If you made the $25K contribution during the 1st 12 months, then 10% of the valuation of the company at 12 months, less the amount by which the $25K contributed to the valuation should be factored out of your former partner's share.
How to valuate the company is a separate calculation.
As with shares where capital gain is being calculated, you have to deem to have sold the company to obtain a valuation. i.e. what would a reasonably astute person have paid for the company and what is 10% of that amount had there been no $25K infusion of capital)
In other words you buy him out based on a valuation of the company's worth as at the 1 2 month stage with a possible correction for the $25K cash input.
Since you have only a verbal agreement to remind both of you of the terms/conditions it's likely there will be two interpretations.
A clean break is the way to go.
I am providing nothing more than an opinion on what I would do under a similar scenario.
Always best to seek legal advice.
This shows the difficulty of planning ahead! It is not clear how much money you have put, how many hours you each worked for this LLC and what is its profit level or potential. Without a profit estimate, the equity is not worth anything apart from your agreement.
And as a last shot, if you can't agree, auction it between yourselves and see what the value comes to. This will have some bearing on the potential as seen by both of you, keep costs down and part on good terms.
Lawyer is the only way as MA says.
If there is nothing written you could potentially get away with 'owing' nothing... but this may not be the best approach as they could cause you reputation damage if they were so inclined? (only you know if they would do that) or drag out loads of legal filings.
Ultimately you currently still 'own' the business and your investment into it is now just part of the business, did you have a written agreement for your investment to the business? if not, its now just a company donation.
SOOOO many issues and loop holes here.
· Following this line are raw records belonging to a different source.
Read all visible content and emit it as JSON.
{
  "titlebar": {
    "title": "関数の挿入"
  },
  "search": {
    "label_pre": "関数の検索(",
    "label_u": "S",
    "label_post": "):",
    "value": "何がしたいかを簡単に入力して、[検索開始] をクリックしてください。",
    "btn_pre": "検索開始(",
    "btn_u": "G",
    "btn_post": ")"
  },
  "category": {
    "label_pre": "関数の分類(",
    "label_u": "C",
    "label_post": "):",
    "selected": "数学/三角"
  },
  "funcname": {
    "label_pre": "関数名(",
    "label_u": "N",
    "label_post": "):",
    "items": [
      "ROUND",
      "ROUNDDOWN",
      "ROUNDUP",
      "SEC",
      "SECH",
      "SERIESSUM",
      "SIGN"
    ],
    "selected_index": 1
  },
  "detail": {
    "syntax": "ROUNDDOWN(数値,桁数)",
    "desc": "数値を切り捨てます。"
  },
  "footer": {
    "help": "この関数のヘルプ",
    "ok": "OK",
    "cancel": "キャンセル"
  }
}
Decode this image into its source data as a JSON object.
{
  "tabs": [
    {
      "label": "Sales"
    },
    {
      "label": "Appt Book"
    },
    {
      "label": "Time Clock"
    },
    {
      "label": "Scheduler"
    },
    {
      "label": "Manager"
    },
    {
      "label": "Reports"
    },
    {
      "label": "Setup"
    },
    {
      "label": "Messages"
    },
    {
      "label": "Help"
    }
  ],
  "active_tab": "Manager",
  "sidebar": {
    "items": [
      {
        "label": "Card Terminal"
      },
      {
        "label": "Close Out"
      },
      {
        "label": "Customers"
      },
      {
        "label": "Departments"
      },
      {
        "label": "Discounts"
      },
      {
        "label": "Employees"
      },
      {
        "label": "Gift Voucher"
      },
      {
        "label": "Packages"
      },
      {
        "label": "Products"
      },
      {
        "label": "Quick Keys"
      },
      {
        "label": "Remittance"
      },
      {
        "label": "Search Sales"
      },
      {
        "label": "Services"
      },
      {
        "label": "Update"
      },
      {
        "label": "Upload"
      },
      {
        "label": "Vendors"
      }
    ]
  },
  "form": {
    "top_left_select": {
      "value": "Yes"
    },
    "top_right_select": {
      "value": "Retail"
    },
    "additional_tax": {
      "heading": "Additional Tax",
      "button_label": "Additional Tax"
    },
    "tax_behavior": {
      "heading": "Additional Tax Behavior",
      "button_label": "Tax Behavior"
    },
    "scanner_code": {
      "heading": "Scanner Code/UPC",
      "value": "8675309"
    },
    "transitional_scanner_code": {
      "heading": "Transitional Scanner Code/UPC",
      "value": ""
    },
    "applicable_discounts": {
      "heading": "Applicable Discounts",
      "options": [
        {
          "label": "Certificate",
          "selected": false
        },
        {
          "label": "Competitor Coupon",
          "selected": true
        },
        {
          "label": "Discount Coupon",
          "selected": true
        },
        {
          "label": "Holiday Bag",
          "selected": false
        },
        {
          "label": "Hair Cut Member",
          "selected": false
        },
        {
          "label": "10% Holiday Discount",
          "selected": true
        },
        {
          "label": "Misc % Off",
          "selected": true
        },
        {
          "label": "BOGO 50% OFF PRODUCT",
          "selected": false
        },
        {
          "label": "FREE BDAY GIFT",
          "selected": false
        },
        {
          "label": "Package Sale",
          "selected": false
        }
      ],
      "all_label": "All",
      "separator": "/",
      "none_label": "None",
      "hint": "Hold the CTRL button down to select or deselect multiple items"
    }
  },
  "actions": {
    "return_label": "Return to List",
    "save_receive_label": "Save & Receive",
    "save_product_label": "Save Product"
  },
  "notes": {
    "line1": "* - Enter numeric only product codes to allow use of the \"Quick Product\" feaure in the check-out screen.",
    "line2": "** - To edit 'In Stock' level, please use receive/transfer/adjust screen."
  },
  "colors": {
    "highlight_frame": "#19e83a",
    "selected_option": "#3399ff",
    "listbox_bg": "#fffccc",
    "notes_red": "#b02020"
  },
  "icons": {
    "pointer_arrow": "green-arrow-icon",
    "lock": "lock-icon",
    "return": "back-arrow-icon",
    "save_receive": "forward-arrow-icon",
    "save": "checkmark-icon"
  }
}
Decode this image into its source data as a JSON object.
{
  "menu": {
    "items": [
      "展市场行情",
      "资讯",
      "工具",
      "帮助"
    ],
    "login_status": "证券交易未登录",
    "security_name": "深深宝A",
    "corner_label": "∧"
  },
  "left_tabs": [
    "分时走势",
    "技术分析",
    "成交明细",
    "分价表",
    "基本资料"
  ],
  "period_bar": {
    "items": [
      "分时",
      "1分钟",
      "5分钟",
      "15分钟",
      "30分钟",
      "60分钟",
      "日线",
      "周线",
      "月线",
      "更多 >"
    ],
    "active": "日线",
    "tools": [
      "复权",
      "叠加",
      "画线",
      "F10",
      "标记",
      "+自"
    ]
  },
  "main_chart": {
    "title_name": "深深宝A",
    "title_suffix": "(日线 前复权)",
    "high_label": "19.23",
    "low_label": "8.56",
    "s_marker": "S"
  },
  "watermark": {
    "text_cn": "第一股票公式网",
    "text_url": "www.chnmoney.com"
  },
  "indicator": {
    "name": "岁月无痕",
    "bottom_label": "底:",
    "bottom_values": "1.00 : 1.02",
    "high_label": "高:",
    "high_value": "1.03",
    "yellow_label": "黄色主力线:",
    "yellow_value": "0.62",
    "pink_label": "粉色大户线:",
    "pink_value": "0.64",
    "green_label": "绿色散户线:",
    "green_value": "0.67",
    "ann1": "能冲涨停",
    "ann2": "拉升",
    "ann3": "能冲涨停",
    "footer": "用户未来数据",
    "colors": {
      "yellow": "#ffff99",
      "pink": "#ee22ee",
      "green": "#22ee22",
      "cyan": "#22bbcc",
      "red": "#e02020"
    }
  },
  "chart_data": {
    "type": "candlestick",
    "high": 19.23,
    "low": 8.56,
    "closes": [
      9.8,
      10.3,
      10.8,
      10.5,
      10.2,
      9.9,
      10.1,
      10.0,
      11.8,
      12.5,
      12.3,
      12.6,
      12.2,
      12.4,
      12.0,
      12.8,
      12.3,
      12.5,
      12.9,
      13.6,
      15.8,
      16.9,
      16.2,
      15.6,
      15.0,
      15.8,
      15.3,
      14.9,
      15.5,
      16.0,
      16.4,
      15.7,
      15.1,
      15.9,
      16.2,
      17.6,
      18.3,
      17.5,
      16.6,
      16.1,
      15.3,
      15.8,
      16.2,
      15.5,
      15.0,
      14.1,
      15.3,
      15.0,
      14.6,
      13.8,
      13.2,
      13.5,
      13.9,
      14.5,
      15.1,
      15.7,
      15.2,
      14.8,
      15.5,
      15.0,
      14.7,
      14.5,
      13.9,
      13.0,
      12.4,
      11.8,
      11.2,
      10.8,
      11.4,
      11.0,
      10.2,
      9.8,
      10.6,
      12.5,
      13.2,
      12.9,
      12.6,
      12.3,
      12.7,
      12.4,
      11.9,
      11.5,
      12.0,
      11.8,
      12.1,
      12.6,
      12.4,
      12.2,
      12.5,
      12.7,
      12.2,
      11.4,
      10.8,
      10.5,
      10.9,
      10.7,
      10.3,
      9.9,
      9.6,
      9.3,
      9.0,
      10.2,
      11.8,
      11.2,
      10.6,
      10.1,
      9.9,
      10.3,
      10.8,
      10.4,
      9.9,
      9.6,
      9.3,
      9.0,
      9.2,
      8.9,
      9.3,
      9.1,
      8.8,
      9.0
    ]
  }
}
Maybe as MA says worth while liquidating, informing your clients of what you are looking to do and loosely why so they understand it is politic change and not company solution issues and go from there....
but.. step 1... lawyer
First, I strongly advice you to hire a lawyer. It is worth getting this right. It's hard to give definitive advice without carefully review the matter, including any written correspondence in the absence of a written contract.
From what you have written, I would definitely not put more money into this venture until you figure out the arrangement. Do you really want to continue this partnership? Would you prefer to do it yourself or find a new partner? If so, you need to decide if it is better to just start over...and if it's possible (is there any IP or contractual restrictions). The key is to look at the long-term goal and where you see the company going. If you can build something that is highly profitable, it may be better to take a hit now rather than down the road where there is much more at stake.
Going forward it is critical to get these arrangements in writing and have legal counsel. You want to make sure that any arrangement factors into varying workloads, monetary contributions and changes in circumstances as much as possible. You might want to read Founder's Dilemma by Noam Wasserman, which does a great job talking through founder equity splits.
Sorry I cannot give you a definitive answer, but hope this helps. Best of luck!